• _Work instruction_: Filter the entries below, keeping only lines with the word "kind".

• _Exercise material_:
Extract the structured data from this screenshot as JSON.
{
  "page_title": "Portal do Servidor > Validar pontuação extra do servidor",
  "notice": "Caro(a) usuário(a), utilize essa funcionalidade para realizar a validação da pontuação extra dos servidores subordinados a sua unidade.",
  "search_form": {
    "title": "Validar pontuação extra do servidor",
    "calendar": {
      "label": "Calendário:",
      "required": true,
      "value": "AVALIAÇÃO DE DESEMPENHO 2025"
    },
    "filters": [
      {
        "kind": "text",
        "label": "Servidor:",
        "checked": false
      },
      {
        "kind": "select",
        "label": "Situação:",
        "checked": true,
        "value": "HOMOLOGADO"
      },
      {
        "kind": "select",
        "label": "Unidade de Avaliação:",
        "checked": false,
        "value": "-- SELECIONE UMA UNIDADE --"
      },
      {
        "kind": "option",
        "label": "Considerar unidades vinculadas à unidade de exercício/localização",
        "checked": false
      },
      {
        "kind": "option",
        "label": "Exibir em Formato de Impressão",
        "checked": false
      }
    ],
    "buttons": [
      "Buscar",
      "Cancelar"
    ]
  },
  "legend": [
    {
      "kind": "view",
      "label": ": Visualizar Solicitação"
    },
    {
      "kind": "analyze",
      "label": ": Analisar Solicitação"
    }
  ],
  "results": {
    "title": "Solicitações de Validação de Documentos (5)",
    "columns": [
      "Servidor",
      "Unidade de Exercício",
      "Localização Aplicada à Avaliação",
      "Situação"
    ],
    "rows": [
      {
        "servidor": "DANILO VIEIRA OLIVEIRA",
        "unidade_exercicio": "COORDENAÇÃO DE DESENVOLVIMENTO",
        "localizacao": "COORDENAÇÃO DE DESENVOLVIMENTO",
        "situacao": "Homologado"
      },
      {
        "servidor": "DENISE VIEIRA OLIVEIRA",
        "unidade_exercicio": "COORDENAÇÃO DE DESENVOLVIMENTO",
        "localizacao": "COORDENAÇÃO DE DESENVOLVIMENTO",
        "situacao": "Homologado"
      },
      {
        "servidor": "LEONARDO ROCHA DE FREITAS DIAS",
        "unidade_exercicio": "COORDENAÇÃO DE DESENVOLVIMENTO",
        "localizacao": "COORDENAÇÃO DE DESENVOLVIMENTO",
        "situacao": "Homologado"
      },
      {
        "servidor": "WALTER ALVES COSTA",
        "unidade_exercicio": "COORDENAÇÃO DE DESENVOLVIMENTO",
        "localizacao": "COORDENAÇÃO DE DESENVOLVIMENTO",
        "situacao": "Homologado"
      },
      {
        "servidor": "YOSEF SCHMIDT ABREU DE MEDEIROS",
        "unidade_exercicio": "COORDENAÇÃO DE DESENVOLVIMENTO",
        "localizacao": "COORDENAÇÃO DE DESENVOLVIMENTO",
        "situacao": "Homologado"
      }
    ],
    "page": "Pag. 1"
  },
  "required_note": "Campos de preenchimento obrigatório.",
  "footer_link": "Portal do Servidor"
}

• _Written solution_:
        "kind": "text",
        "kind": "select",
        "kind": "select",
        "kind": "option",
        "kind": "option",
      "kind": "view",
      "kind": "analyze",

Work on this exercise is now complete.